I don't think this existed 13 years ago.
But still have to compress it and have fuel cell losses.
Hydrogen from fuel cell to wheel efficiency in a car is around 60%.
Looks like it takes about 1kwh to compress 1kg of hydrogen to 5,000psi.
1 Kg of hydrogen contains what about 33kwh or so?
Not bad. We can just say compressor losses are insignificant.
So what are we looking at. Take an energy input of 1, turn that into 0.8 making the hydrogen, then run that hydrogen in a 60% efficient machine, end up with about .5 of what you stated with. That's probably optimistic. Better than what I thought it would be, but still really horrible.
It's better than a gasoline powered car, but that's not saying much.
From wikipedia it goes more like this:
Start from 60 kWh electricity
Spend 30% converting to 42 kWh gaseous H2
Spend 7% pressurizing to 39 kWh (I think 5,0000 psi) H2 (1 Kg H2 is 40 kWh
Spend 40% in the fuel cell for 23.4 kWh electricity that is routed to the car motor.
So the source fuel is 2.5x more expensive ... but you still have to pay for the electrolysis plant, the transport to the fueling stations, and the car fueling station. The latter is ~ $3 million a station. If we presume that a hydrogen fueling station can replace a petrol fueling station in terms of throughput and utilization, it will cost $500 Billion to outfit the US. Compare that to the cost of installing an outlet.
And now buy a fuel cell car. One interesting aspect of fuel cell cars that is not widely recognized is that they are actually H2-electric hybrids. This happens because fuel cells capable of delivering peak power desired by consumers is **way** too expensive so they are built as hybrids with a battery supplying some of the power output. All the parts of a BEV in the fuel cell car ... and all the inefficiencies (inverter, converter, battery, motor) on top of the fuel cell inefficiency. And by the way, platinum is the typical catalyst for the fuel cell. Platinum !!
It is said by optimists that electrolysis efficiency will reach 80%, and fuel cells will reach 70% efficiency in the future. I'll wager good money that cell batteries will drop to $50 a kWh for the manufacturer, energy density will double, and charging speeds average over 200 kW long before the hoped for H2 improvements. In fact, way before. Tesla is already at $100 a kWh and my EV averages about 150 kW charging.

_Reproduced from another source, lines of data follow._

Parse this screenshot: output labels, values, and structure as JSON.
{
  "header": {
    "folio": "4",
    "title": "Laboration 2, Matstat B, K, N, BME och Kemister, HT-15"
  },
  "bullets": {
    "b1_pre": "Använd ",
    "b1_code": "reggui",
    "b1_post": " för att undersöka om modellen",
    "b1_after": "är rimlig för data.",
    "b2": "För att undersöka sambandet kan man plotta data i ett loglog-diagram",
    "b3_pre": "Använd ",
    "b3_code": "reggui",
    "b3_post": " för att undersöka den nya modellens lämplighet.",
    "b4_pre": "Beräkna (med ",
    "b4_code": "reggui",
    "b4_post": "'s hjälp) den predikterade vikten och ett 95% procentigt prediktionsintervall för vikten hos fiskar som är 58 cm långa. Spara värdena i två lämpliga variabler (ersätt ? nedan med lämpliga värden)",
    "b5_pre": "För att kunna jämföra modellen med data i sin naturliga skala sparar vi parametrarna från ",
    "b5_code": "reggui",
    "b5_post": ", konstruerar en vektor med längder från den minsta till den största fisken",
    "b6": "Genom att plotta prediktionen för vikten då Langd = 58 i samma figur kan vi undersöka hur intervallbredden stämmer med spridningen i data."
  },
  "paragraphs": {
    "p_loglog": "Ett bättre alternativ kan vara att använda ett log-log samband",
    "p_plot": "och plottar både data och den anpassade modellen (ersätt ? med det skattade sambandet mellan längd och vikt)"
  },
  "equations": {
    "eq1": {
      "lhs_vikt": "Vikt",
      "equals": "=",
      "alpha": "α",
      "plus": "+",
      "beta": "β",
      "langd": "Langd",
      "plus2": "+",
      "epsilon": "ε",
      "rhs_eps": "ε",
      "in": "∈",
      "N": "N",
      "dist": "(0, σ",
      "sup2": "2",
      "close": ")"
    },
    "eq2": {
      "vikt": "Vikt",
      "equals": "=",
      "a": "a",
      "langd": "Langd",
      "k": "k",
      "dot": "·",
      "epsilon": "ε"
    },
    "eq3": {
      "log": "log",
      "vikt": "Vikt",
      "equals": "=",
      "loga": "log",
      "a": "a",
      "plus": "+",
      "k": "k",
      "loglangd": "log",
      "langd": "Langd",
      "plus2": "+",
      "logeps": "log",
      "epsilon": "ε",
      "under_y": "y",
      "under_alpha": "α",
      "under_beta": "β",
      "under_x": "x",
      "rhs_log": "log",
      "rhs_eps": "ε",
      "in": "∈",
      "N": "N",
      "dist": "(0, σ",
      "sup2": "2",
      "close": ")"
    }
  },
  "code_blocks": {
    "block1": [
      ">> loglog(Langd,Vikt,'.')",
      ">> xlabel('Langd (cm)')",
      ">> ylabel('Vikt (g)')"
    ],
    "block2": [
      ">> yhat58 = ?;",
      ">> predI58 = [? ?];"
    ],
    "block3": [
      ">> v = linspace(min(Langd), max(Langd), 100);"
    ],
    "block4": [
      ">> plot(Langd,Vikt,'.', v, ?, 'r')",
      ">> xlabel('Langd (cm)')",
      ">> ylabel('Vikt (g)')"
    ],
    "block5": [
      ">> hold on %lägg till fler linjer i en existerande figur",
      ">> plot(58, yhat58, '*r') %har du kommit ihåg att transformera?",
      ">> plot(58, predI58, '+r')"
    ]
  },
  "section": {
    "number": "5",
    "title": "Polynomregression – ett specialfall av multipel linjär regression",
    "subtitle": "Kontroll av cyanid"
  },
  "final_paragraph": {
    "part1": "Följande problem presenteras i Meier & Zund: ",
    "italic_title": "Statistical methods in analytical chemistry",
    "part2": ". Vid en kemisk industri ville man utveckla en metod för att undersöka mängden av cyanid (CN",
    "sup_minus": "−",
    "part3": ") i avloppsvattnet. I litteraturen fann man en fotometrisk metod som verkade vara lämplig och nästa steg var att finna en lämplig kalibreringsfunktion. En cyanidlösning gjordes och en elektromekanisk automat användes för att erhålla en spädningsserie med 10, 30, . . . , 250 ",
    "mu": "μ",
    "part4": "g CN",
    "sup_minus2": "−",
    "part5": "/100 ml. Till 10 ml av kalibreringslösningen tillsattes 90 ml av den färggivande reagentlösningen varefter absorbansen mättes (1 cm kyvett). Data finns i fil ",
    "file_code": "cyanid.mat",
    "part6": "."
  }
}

In its own way, H2 is no less idiotic than nuclear, and it tends to be hawked politically by the same fools.